What you will do:
Go through the records and show each line where the word "text" occurs.

Material for the task:
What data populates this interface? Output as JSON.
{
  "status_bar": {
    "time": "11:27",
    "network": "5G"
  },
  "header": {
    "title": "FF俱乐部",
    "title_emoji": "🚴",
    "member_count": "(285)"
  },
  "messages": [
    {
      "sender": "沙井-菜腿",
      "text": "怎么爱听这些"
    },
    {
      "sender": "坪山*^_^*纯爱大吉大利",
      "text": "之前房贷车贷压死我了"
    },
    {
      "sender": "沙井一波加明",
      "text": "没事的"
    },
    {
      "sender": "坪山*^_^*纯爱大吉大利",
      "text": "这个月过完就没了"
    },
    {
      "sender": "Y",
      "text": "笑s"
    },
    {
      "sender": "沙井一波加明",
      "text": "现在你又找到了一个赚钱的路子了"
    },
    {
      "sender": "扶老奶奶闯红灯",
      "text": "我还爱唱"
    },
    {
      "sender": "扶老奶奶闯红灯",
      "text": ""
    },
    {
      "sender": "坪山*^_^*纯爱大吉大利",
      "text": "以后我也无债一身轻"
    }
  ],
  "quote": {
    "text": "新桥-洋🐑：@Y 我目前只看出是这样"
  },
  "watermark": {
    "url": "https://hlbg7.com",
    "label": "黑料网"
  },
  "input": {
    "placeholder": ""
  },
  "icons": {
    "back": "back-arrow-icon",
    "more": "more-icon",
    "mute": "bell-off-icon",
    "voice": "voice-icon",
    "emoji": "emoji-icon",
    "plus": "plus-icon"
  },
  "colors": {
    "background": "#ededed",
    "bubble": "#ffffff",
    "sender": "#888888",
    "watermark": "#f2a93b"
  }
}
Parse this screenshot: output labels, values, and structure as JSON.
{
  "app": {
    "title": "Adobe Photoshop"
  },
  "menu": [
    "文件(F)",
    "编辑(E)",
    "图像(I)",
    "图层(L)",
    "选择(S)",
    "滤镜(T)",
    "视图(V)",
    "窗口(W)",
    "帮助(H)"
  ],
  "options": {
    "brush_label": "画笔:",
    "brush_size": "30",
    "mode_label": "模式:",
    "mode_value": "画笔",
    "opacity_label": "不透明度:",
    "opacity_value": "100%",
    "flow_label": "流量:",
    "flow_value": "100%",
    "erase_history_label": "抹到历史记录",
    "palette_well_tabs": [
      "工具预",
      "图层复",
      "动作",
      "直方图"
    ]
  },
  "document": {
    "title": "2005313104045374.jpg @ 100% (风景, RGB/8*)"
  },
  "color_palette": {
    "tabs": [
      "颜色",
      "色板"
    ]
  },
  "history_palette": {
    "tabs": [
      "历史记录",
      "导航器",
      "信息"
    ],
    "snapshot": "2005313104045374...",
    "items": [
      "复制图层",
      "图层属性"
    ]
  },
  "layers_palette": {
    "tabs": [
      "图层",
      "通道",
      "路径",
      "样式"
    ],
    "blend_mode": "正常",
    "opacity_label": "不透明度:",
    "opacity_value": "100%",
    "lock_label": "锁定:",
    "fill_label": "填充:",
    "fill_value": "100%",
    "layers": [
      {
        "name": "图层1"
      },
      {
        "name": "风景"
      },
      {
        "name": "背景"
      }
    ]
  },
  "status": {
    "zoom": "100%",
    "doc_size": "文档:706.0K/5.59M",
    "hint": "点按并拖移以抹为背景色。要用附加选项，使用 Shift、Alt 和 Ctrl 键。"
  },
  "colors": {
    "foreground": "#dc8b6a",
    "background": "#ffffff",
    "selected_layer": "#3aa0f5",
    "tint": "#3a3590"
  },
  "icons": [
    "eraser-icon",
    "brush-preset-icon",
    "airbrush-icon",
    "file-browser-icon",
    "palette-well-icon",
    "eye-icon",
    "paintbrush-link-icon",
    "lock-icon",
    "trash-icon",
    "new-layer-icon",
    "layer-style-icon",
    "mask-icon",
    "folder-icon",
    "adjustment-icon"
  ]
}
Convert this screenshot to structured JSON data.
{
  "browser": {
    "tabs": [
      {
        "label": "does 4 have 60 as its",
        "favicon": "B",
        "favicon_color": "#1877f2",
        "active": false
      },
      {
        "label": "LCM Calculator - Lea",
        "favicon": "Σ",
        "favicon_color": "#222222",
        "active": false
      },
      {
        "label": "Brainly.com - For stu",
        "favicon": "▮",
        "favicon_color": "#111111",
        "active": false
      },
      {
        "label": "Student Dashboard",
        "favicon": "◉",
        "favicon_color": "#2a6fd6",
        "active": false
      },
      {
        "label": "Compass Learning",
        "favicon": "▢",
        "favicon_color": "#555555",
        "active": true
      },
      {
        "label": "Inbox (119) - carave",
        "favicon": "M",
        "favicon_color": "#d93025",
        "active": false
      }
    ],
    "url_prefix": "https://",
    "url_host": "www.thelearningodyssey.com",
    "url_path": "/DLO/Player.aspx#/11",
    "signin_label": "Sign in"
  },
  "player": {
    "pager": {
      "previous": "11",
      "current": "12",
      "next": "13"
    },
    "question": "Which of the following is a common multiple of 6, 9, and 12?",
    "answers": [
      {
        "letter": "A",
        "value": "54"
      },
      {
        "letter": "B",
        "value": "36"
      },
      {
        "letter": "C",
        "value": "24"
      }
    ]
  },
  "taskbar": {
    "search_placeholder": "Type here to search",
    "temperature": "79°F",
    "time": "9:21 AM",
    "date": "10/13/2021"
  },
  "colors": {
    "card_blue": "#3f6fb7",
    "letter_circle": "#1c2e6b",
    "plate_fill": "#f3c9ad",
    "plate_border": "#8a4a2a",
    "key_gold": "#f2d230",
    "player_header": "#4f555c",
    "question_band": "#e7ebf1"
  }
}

Solution below:
      "text": "怎么爱听这些"
      "text": "之前房贷车贷压死我了"
      "text": "没事的"
      "text": "这个月过完就没了"
      "text": "笑s"
      "text": "现在你又找到了一个赚钱的路子了"
      "text": "我还爱唱"
      "text": ""
      "text": "以后我也无债一身轻"
    "text": "新桥-洋🐑：@Y 我目前只看出是这样"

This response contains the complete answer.